    While people will say a win is win and smart tactics are critical to the end result, to me a rider like Fabian and JVS who tore themselves inside and out are the true winners not some dude who comes around in the last 50 meters after staying protected for 200KM.

    With that said I know Thor has shown some serious heart in the TDF when he went on the attack in a mountain stage to solidify the sprint points and keep the green jersey from Cavendish.

    • http://www.atwistedspoke.com TwistedSpoke

      Thor is one of my favorite riders and a class act. Nothing would make me happier than him winning Paris-Roubaix but in my book Van Summeren is a worthy winner even if he's not at the same level as Hushovd and Cancellara. Matt

  • IdeaStormer Jorge

    Well I'm in the Stewie camp but I do disagree with the "Weird" tactics. The reason is usually, yes there are time when it may not be true but you ride for the team leader, even if in a break its only so the team leader doesn't have to work too much till crunch time. Yes, I'm talking about the classic move of leaving the break out till its close then you reel them in. This time the only "weird" thing was that no one worked with Fabian to reel the break in, yes they didn't have to because the other riders had teammates in the break. Now if you were one of the favorites and had worked your bum off all pre-season to peak for P-R and not reeling in the break to contest for a win, well its a major downer and a major loss for their career!

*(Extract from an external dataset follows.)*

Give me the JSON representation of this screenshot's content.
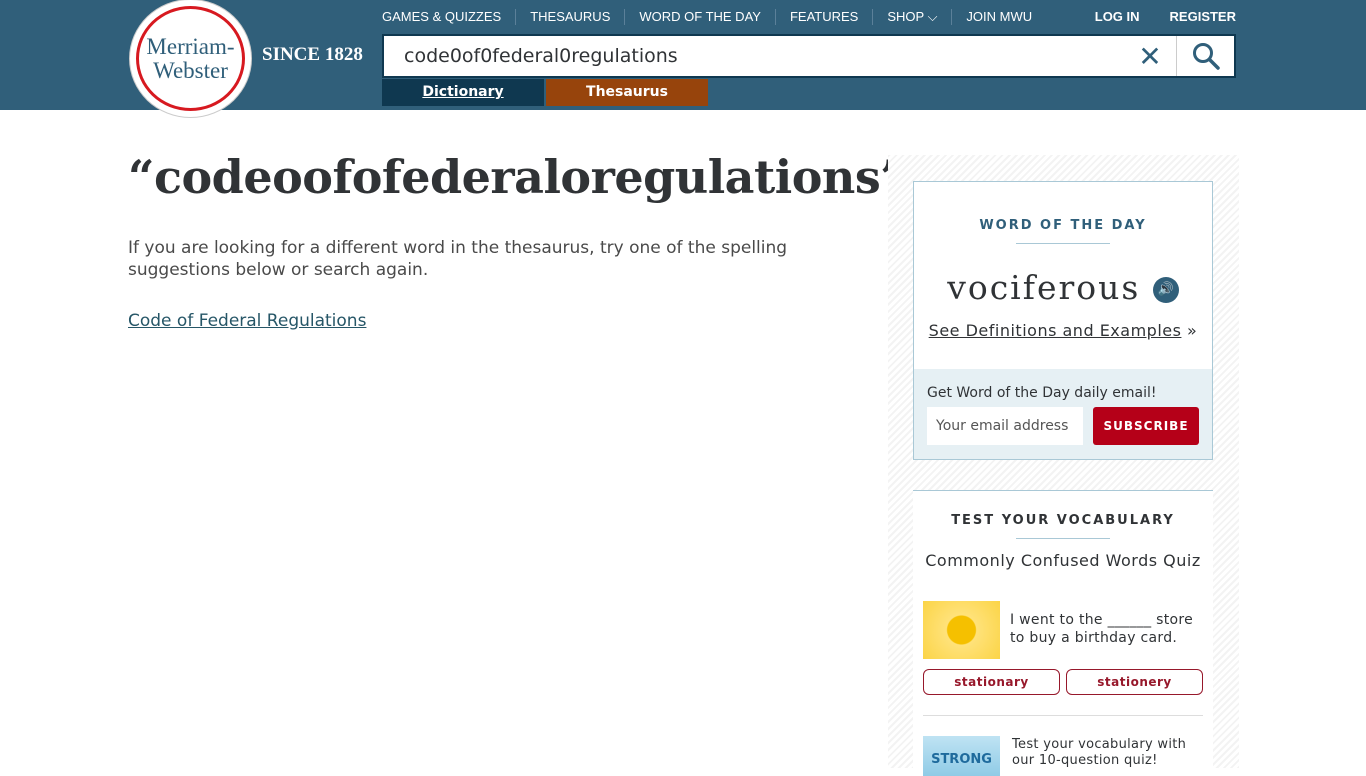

Not that JVS didn't train or work his rear off as well in training for it, but he wasn't a favorite and if you're getting paid the bucks to deliver a stealer performance at your expertise race type well, not good.

    I'd of preferred if the favorites had duked it out for the win, would of made it epic for sure, instead its rather less than epic… not a memorable P-R, just like when Knaven won, nothing epic. Many will start to spout off on how a win is a win, well then those people probably celebrated Periero's Tour win as well (not me).

    • http://www.atwistedspoke.com TwistedSpoke

      People want the big stars to win, that's just the most basic story. But in a way the media prefers the underdog story because it's more interesting and more of a challenge to write, there's a more creative opportunity. People loved Armtstrong until he won too many tours and then they wanted an underdog and then they wished he was back. It's a fickle sports world. Love Thor but happy for Van summerand and Knaven. Matt